Michelangelo’s Childhood Villa In Florence, Italy, Finds A Buyer

News Room
3 Min Read

It’s hard to imagine in today’s modern real estate market that an early home of Italian Renaissance artist Michelangelo still exists. But it does and recently changed hands in Florence, Italy.

The historic residence, built between the 14th and 15th centuries, is where the young Michelangelo di Lodovico Buonarroti Simoni grew up and honed his skills.

Set on the upper hills of the village of Settignano, the villa was both home and laboratory for the ardent sculptor and painter, who became an artist’s apprentice at 13 and was already receiving commissions as an older teen.

His masterworks, both created when he was in his 20s, include the 17-foot-tall marble sculpture of David and the Pietà, the poignant depiction of Mary cradling Jesus after he was taken down from the cross. Michelangelo’s remarkable work in the art of fresco notably lives on in the ceiling of the Sistine Chapel in Rome’s Vatican City.

The multilevel villa his family called home retains its original structure with roughly 900 square meters or about 9,700 square feet of living space. A square internal tower protrudes from the center of the roofline and once functioned as a guardhouse and lookout point.

The main floor opens to a covered terrace marked by arched supports softened by vines. French doors access the above balcony, which has unobstructed views of the surrounding countryside.

A vast piazza-like patio, flagstone paths and weathered stonework on a grand outdoor staircase and outbuildings make up the extensive hardscape. The grounds of nearly 1 hectare (about 2.5 acres) include expanses of lawn, mature trees, an orchard and a grove of 200 olive trees.

Building Heritage represented both the sellers and buyer in the private transaction. The asking price had been set at €8 million or close to 8.8 million USD. The final sales amount was negotiated and has not been disclosed.
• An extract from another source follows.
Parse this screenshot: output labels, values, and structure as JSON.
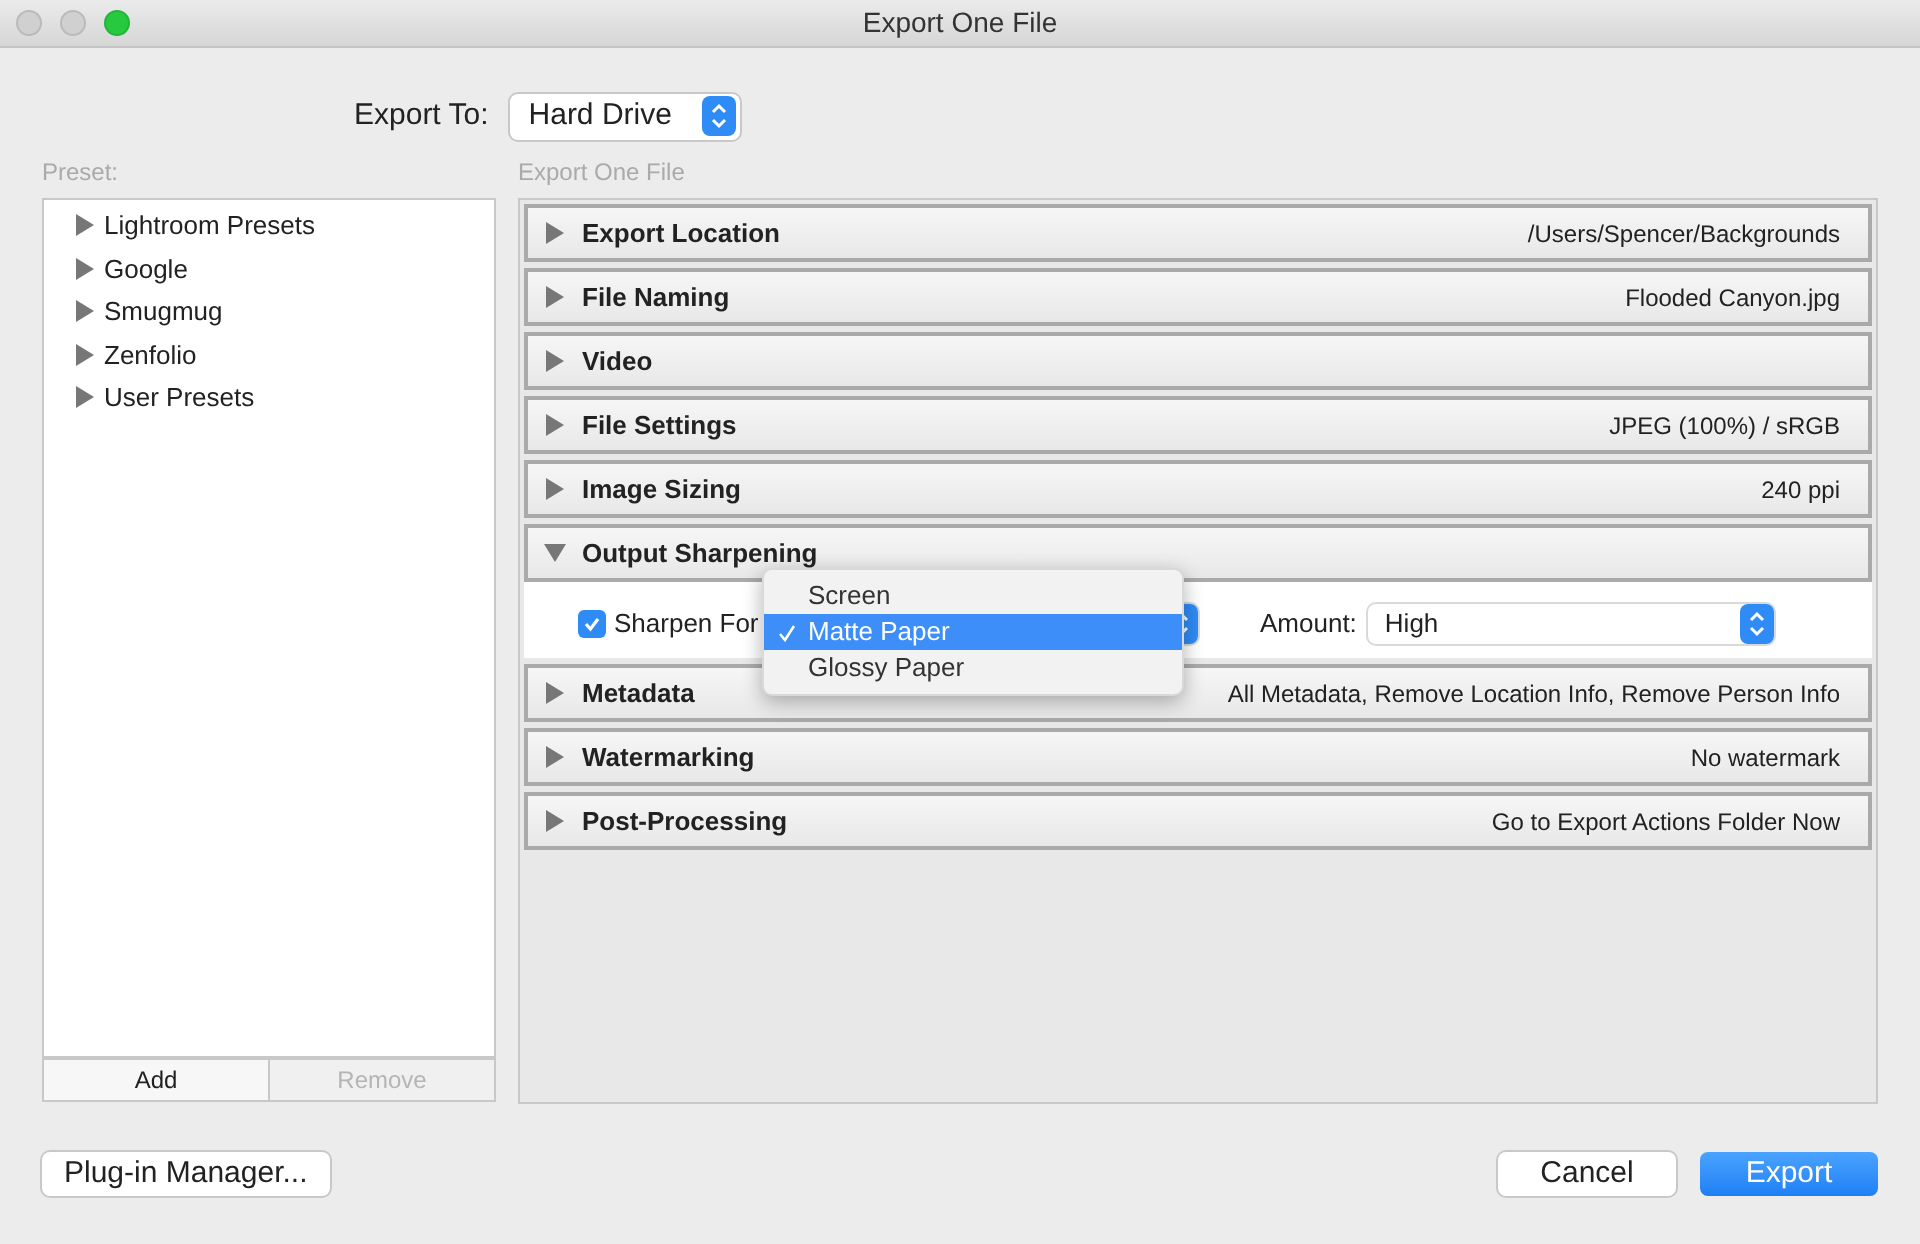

An original Michelangelo work from the site―a portion of the mural known as the Triton or Satyr―was not included and remains in the ownership of the sellers, according to a press release from the real estate company.

“We are particularly proud to be able to include in our heritage villas of the highest historical and artistic” importance, said Building Heritage Chief Executive Officer Cinzia Romanelli.


Read the full article here

Share this Article
Leave a comment

Leave a Reply

Your email address will not be published. Required fields are marked *